AQUARELA Viktor Kossakovsky’s immersive documentary follows the path of water around the world. The journey takes us from the frozen tundra of Russia’s Lake Baikal to Angel Falls in Venezuela showing the power and the effect this essential life-giving element has on us all. Expect stunning visuals complimented by a haunting soundtrack from this cinematic experience.

EASY RIDER This counter culture classic is often cited as one of cinema’s most important films as its success established new Hollywood bringing auteur theory to the studios. Dennis Hopper and Peter Fonda follow the American dream by taking a road trip from L.A. to Mardi Gras in New Orleans shining a light on the different facets of American society through the characters they meet on the way. It’s one hell of a trip, you dig?

BEATS The closing gala film adapted from Kieran Hurley’s award-winning theatre production of the same name and exec-produced by Steven Soderbergh is set in Scotland during the 90’s rave scene. The films looks at the cross over between music and politics at a time when the government used legislation based on their judgement of young people’s lifestyles by trying to make gatherings that have a ‘repetitive beat’ illegal.
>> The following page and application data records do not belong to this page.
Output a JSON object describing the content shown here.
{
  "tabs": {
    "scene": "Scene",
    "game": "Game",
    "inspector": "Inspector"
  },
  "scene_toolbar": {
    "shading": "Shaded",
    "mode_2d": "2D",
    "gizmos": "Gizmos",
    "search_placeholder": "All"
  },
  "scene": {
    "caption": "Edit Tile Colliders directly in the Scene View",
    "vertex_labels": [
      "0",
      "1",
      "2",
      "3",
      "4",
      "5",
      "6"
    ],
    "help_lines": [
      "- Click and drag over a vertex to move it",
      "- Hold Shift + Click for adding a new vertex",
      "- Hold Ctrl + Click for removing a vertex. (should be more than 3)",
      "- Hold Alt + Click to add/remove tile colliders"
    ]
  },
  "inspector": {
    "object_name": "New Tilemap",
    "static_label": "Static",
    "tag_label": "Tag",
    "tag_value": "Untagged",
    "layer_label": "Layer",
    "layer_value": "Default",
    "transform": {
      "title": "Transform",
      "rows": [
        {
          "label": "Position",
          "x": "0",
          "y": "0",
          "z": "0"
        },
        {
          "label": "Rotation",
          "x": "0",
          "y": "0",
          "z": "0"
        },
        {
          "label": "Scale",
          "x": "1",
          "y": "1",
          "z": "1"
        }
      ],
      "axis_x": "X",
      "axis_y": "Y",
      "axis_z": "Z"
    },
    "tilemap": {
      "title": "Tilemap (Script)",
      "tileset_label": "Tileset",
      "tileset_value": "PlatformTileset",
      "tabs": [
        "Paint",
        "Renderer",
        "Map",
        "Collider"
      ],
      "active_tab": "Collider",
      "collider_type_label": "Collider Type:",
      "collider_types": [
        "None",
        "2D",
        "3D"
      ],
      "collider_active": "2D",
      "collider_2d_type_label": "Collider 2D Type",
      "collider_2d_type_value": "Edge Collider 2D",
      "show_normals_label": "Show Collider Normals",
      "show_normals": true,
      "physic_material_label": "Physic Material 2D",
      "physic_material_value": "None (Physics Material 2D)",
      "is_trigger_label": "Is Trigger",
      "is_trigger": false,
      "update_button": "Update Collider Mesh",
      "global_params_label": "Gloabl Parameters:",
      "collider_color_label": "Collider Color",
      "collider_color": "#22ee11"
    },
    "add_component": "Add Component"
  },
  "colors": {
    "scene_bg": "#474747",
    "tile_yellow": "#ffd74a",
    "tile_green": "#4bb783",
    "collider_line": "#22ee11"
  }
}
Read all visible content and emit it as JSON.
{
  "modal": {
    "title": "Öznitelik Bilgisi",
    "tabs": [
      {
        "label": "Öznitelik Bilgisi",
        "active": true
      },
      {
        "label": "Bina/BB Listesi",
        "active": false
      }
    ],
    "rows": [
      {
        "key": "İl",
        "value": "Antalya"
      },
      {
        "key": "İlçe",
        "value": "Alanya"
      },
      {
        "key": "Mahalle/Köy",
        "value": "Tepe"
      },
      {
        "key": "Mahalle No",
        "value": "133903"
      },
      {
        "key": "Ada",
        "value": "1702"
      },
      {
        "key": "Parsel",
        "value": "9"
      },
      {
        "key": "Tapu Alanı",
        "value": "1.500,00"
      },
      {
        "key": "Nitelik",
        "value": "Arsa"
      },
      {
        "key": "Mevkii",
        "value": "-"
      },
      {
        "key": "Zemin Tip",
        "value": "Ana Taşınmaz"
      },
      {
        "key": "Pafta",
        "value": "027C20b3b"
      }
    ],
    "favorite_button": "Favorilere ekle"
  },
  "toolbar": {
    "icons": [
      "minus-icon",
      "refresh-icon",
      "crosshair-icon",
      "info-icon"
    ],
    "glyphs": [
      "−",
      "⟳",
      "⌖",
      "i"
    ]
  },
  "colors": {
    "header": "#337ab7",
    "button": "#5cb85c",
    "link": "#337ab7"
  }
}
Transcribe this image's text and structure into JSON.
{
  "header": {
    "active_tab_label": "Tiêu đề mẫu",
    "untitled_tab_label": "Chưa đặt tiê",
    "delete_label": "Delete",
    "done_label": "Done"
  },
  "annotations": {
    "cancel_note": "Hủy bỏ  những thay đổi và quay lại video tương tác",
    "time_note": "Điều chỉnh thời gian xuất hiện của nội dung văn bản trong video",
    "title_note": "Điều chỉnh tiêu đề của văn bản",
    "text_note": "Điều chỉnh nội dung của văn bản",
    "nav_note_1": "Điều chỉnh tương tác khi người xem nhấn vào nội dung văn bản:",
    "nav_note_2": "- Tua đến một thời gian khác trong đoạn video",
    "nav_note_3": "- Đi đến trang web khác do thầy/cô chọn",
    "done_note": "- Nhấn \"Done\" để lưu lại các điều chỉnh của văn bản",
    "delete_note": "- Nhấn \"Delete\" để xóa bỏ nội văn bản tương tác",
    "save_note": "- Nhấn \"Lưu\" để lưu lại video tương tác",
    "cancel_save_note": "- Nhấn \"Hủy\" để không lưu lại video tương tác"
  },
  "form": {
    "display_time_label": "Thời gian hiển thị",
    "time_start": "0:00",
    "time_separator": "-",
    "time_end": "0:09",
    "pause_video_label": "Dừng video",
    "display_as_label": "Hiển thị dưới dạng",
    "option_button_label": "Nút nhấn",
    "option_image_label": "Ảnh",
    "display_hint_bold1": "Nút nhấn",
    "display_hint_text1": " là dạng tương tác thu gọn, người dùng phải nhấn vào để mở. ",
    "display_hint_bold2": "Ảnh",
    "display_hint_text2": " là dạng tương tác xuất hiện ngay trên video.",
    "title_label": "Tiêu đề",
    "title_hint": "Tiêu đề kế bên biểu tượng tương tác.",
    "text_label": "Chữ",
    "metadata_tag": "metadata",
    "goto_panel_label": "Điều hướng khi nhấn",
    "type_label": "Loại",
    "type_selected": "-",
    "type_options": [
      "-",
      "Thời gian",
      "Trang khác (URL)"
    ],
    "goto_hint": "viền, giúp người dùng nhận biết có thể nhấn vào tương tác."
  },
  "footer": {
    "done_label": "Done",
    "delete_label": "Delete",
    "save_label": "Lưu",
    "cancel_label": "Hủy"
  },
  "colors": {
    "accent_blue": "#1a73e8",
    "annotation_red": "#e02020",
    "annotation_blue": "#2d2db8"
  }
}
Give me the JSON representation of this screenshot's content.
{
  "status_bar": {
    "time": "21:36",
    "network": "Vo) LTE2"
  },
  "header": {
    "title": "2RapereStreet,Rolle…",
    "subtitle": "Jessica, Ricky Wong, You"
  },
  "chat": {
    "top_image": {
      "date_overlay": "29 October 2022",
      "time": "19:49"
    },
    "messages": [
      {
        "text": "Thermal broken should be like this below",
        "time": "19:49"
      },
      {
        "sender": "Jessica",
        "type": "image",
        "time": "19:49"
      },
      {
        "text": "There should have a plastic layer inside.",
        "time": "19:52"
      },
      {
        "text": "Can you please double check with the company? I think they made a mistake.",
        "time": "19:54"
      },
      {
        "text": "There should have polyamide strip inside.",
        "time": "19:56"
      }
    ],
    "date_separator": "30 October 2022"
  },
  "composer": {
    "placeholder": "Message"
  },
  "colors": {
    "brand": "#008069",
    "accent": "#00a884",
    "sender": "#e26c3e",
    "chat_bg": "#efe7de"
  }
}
Glasgow is built on the sound of techno, award winning story aside I can’t wait to hear Optimo’s Kieth McIvor aka JD Twitch’s soundtrack on a cinema sound system… not to mention the after party.

Film by Martin Sandison and John Davidson Page 51

Excerpt from Warpaint Issue three


WARPAINT UK indie musician Kev Sherry (Attic Lights) and Italian comic artist Katia Vecchio (Wild Strawberries at The World’s End) bring you Warpaint - a feminist tale of memory, regret, friendship and betrayal told over four issues. Three Scottish schoolgirls fight against the misogyny of their upbringing and the indifference of the adult world. The second chapter of Warpaint was released on Comixology on 12th December 2018. Issue three will be released mid February 2019.

Visual Arts Page 53

JUST LOOK UP We had to guide the campers in with torches, their satnav having failed to find our code. They’d phoned three times, lost in the rural night though we were sure we’d written down the route. Next day they came and buzzed around our house, a cloud of midges seeking blood. They waved their iPhones in the air, each desperate for connection. In pity, I let them in to feed. They didn’t want our help, nor our advice, just our wifi password. Once logged in, they did not notice us. Their children loitered, poked the soggy undergrowth with sticks. They spent the summer evenings drunk on pixels, hovering beside our house, their thirsty screens like darting fireflies in the dark. The mountains brooded unremarked, the stars unseen. They were there at midnight, chattering ghosts outside our windows. Settlers under siege, we felt surrounded. Night had always been our curtain. We were helpless in their sights. Google maps led them astray. On bidding us goodbye, they said it was a shame they’d come so far, and never seen “the Skye”. We smiled. We could have told them; just look up. Clare O’Brien